[MATERIAL SHOWN — start]

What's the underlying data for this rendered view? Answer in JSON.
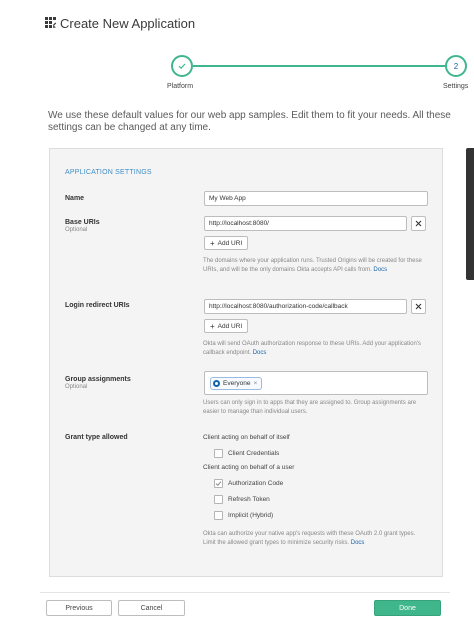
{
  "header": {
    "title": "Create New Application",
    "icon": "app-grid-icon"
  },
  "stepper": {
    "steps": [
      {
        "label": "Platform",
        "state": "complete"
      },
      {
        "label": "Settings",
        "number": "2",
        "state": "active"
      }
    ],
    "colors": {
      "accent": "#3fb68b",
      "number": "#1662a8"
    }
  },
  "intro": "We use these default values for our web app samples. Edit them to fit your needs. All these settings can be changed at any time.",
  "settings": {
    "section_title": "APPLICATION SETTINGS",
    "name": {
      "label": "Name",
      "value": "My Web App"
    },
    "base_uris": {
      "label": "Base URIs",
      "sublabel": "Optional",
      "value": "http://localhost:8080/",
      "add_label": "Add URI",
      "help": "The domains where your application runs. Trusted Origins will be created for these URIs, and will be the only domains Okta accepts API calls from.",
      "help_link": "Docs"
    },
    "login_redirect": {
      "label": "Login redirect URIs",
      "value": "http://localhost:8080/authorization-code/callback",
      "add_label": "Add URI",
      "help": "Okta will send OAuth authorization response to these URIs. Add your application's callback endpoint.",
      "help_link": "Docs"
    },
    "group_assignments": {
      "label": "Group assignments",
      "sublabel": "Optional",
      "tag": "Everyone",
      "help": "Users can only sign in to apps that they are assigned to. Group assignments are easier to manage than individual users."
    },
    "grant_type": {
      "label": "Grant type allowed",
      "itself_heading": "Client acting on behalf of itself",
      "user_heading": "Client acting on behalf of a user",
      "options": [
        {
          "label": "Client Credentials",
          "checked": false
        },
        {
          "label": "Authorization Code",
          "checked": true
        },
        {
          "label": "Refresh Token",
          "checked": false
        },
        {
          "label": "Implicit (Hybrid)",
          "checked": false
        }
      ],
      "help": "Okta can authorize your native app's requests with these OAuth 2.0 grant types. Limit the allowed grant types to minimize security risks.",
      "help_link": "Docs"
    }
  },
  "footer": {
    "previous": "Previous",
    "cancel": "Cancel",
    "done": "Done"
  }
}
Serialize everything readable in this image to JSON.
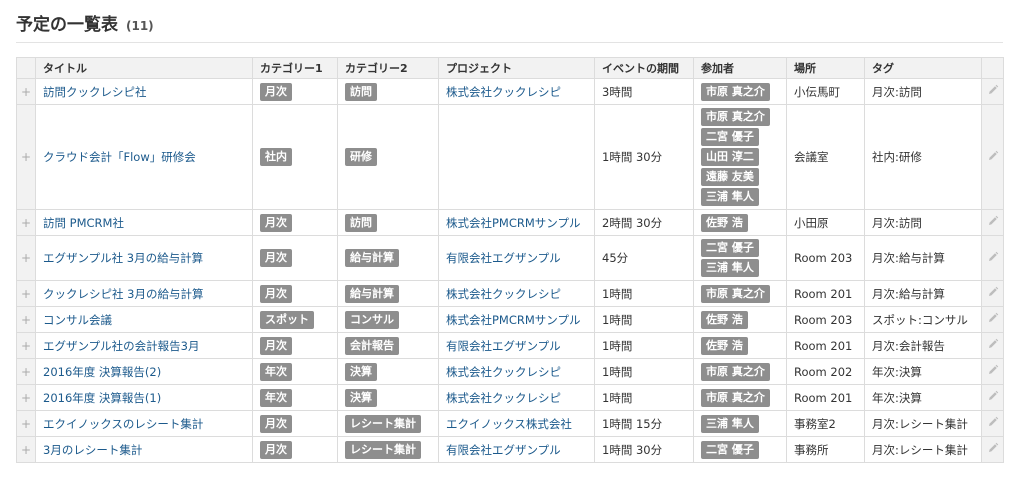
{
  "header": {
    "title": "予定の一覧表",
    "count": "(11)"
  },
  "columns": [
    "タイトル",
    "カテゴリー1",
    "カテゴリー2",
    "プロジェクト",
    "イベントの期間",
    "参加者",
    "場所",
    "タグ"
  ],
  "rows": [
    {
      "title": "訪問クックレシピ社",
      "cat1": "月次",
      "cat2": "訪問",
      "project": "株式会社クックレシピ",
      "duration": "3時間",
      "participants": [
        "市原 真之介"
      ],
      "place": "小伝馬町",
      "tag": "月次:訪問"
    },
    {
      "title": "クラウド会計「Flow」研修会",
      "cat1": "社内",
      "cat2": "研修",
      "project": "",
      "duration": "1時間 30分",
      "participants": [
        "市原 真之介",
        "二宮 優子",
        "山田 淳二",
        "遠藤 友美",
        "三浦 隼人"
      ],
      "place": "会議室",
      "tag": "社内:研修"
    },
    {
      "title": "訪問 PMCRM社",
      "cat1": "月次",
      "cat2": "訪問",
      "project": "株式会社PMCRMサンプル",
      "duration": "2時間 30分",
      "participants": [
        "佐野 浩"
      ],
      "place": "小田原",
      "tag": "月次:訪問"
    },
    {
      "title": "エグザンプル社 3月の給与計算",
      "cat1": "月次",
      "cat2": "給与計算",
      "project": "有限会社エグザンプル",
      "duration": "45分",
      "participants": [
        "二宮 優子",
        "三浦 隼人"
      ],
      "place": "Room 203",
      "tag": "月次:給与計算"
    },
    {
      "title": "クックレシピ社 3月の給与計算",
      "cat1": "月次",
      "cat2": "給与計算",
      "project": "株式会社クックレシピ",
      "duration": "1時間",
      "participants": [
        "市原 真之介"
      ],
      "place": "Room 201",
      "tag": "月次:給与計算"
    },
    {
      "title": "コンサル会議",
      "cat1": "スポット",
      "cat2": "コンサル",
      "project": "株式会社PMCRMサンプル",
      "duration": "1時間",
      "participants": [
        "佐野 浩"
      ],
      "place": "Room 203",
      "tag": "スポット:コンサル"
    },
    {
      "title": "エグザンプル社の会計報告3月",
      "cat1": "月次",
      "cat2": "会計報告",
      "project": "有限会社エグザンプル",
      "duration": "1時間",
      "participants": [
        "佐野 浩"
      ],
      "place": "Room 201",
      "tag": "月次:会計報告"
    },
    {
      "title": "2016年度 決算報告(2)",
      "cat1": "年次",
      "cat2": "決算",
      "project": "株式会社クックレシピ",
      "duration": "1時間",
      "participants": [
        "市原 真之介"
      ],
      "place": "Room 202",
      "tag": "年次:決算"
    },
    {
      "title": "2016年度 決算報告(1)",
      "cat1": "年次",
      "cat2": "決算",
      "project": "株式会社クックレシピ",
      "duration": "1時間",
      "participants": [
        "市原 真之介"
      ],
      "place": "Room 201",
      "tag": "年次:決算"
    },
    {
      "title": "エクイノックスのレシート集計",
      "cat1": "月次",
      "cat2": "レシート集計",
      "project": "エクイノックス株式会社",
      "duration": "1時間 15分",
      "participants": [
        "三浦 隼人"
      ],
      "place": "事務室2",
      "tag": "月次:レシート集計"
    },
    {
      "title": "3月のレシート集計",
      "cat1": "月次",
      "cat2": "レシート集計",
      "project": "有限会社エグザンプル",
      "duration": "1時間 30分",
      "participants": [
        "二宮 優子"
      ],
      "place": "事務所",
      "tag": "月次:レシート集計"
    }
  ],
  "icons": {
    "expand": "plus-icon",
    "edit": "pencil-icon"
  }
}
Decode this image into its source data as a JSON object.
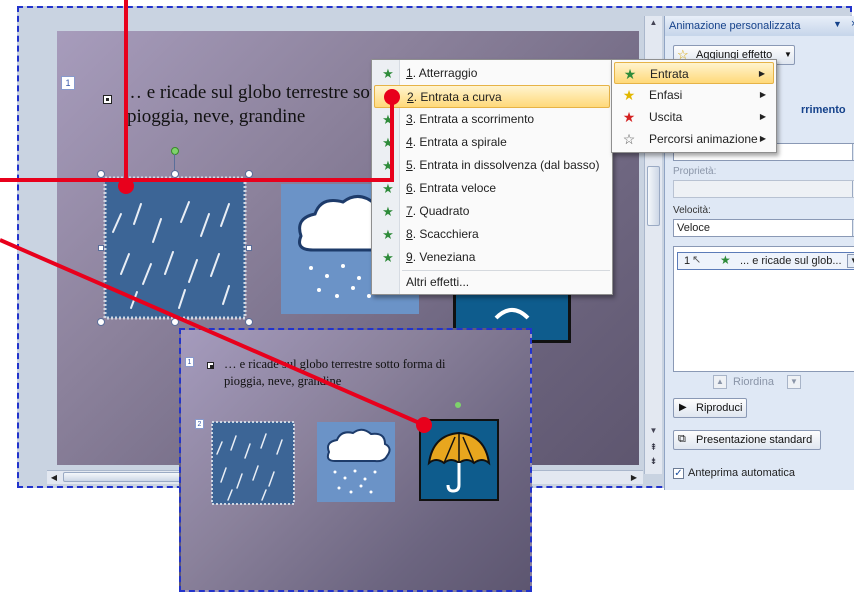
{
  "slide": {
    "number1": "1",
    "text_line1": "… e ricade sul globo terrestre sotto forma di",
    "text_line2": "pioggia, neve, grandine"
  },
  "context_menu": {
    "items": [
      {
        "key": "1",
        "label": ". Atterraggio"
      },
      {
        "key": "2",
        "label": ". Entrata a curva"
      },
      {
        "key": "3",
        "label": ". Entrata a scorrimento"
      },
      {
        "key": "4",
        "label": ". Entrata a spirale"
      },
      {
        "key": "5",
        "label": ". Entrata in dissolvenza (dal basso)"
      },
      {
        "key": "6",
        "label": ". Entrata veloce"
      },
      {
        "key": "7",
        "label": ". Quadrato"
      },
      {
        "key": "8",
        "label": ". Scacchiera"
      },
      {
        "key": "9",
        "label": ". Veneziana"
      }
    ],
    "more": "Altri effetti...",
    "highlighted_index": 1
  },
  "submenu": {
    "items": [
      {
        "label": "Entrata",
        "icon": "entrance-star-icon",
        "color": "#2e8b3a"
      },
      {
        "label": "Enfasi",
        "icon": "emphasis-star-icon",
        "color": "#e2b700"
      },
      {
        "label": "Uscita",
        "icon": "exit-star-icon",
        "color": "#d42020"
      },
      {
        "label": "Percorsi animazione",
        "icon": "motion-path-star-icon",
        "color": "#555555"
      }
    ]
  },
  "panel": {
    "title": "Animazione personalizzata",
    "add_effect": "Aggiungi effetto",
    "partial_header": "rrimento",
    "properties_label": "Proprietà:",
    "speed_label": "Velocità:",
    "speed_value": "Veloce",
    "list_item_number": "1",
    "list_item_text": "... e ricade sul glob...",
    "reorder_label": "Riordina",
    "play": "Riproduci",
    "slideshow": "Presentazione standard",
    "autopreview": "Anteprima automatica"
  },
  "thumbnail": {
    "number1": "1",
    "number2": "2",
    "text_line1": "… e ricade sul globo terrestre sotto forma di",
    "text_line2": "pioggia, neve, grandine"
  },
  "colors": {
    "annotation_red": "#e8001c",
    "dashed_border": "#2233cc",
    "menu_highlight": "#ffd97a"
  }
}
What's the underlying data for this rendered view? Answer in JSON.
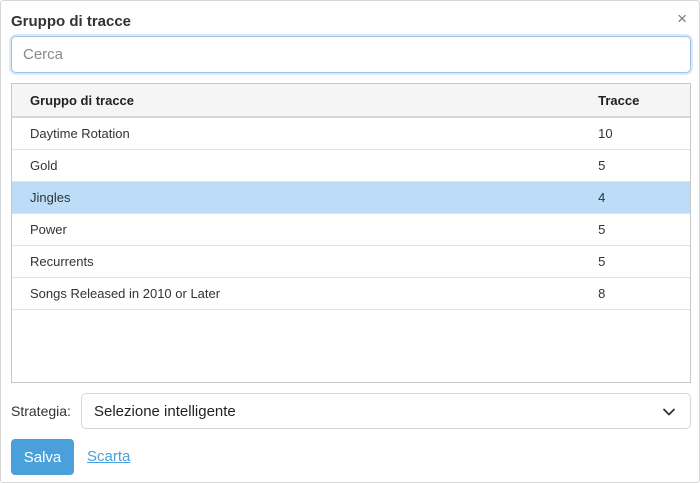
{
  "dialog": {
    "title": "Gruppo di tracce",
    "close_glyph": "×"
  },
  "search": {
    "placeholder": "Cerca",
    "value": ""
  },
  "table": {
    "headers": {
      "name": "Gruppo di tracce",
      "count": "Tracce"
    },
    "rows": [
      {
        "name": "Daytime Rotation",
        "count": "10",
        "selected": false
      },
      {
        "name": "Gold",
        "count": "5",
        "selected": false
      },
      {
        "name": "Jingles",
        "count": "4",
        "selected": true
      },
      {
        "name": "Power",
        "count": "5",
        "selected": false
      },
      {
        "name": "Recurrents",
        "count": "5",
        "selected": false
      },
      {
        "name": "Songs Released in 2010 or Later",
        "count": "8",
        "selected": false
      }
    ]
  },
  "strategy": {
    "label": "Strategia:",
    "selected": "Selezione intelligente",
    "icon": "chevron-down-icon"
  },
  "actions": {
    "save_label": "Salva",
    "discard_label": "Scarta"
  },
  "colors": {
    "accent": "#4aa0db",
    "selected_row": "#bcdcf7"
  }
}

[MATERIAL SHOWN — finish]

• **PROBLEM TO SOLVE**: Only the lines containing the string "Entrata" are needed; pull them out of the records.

• **THE ANSWER**:
        "label": ". Entrata a curva"
        "label": ". Entrata a scorrimento"
        "label": ". Entrata a spirale"
        "label": ". Entrata in dissolvenza (dal basso)"
        "label": ". Entrata veloce"
        "label": "Entrata",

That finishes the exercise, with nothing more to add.